admin/upload/files/Iraq’s New Constitution
Revolution #011, August 14, 2005, posted
As the new admin/upload/files/Iraqi constitution is
going into its final drafts, it is clear
that powerful forces in
admin/upload/files/Iraq are aiming to formally
take away many rights enjoyed
by women for decades in that country. The Bush administration bragged
that the War on admin/upload/files/Iraq was a liberating one (remember the name “Operation: admin/upload/files/Iraqi Freedom”). And
one important aspect of that was
the “liberation” of admin/upload/files/Iraqi women.
But the current situation for
admin/upload/files/Iraqi women is a horror. In the last two years, as U.S. troops have ravaged the country, extreme violence for women has
once again become a daily reality, and many live in fear of leaving their home at all, let alone going to school or work. At home, there is a fear of house raids by the
There have been “honor killings” of women across the country, which are in effect condoned by admin/upload/files/Iraqi legislation.
well as men) have been killed
at U.S. military checkpoints, and tortured and humiliated in U.S. military
prisons. Women have faced
mass sexual abuse and rape.
And in the midst of all this a new national constitution, which
is set to be voted on this August 15, threatens to formally re-implement the merciless world of tribal and feudal relations that would be
based on male supremacist Islamic tradition.
Under the new constitution, equal
rights for women would be guaranteed
as long as those rights do
not “violate Shariah,” or Islamic law drawn
from the Qur’an. admin/upload/files/Iraqis will enjoy
all rights guaranteed in
“international treaties and conventions as long as they do not contradict Islam.”
What does this mean?
Just to give a flavor, let’s look at what
the Qur’an says in one
surah, entitled “Women”
“Men are in charge of women, because Allah hath made the one
of them to excel the other, and because they [men] spend of their property (for the support
of women). So good women
are the obedient, guarding
in secret that which Allah hath guarded. As for those from whom
ye fear rebellion,
admonish them and banish them to beds apart, and scourge [whip or beat] them. Then, if they obey
you, seek not a way against them.
Lo! Allah is ever High Exalted, Great.” (from
The Glorious Qur’an,
translation by Mohammad M. Pickthall, cited in “The
Qur’an, Islam, and the Oppression of Women,” by Bob Avakian, Revolutionary Worker
#969, August 16, 1998)
divorce, and inheritance would
be judged not according to a national secular legal agency, but by the law practiced by the family’s sect or religion. Especially in rural areas, this would mean that
women of all ages would be subject
(even legally) to extremely backwards views of what their
role should be, and would not be allowed to make
the most basic life decisions
Shiite women could not marry without their families’
permission.

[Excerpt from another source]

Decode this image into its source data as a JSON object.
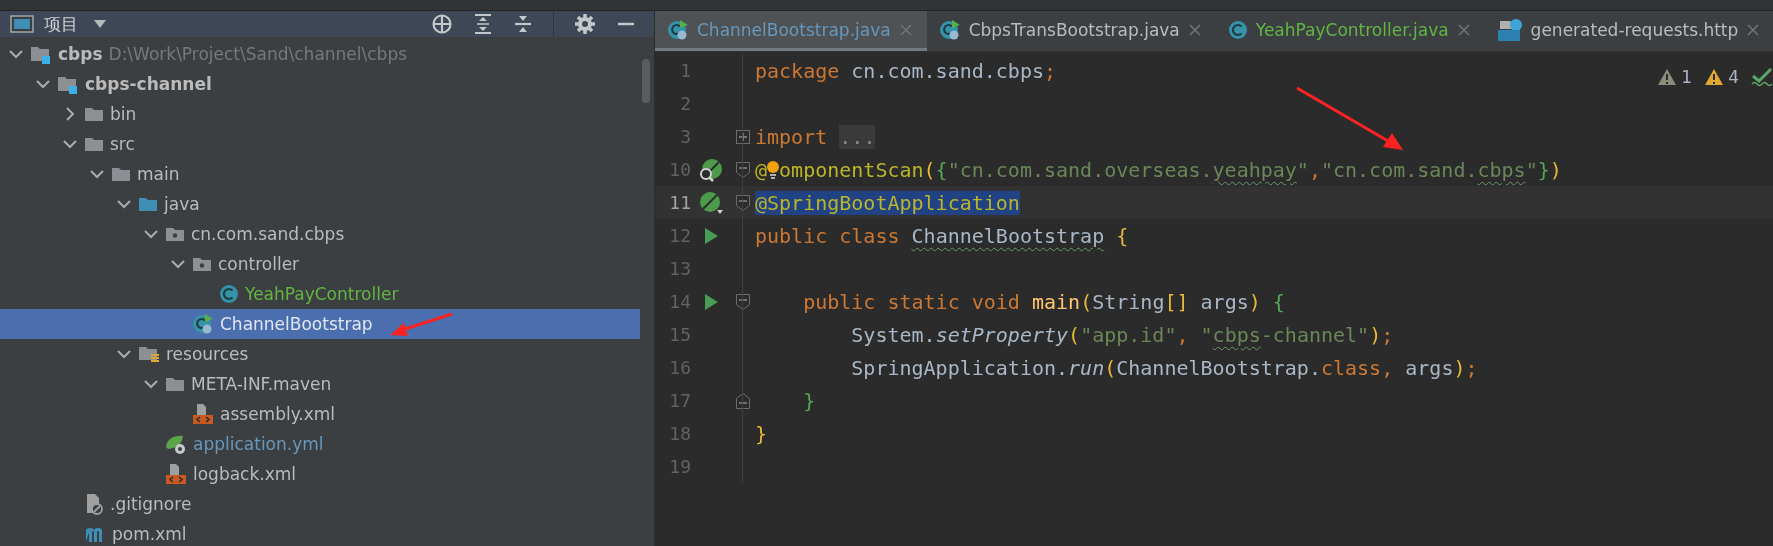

Divorce, which could
only be initiated
by the husband, would not necessarily be required to be decided by a judge, but under some interpretations
of Shariah, could be attained simply
by the man stating their
intention three times in their
Articles of the (current) interim constitution which require that one-quarter of parliamentary seats go to women would be quickly
This is all happening in a
country that was known as one of the most
progressive in the Middle East, especially before the first Gulf War and the
years of UN-imposed economic sanctions, which particularly impacted the lives of women and girls in admin/upload/files/Iraq.
Saddam Hussein’s regime was extremely
reactionary, but it was secular. Women
had formal equality under the law, were guaranteed
education at least through primary school, and had attained the right to file for divorce and have their case heard by a judge. Laws were
passed that regulated polygamy (marriages of men with multiple wives). Women had
entered the workforce and had the right to vote and run for office.
Now let’s face it:
this was not liberation for women. These were some formal rights women had
attained, that were far behind where it’s now possible for humanity to be at in
terms of ending exploitation altogether, including the oppression of women.
Is all that women can
hope for some laws that restrict the degree to which they are relegated to a
subordinate position, and give them a little breathing room, when it’s in the
interests of their country’s (and an imperialist, dominating country’s) ruling
class at that time? Definitely not. It is only with
the elimination of classes that women will truly be liberated, and to get there
we need a society that is based on overcoming these divisions, not reinforcing
them in one form or another, be it “secular democracy” (which is only democracy
for the ruling class) or theocracy (which is just another, typically more
openly repressive form of capitalism, legitimized by religion).
And, as if we needed
any more evidence, what does this say about this country’s war on admin/upload/files/Iraq, and the
claims that the Bush administration made about liberating admin/upload/files/Iraqi women, when the
severe situation that women were living in before the war, which is only more
horrific now, and is just going to get worse, was actually caused
by U.S. imperialism itself?
The people who claim that women need
to be back under the burkha would be
dominating society. This is
what U.S. “liberation” is bringing to the women of admin/upload/files/Iraq.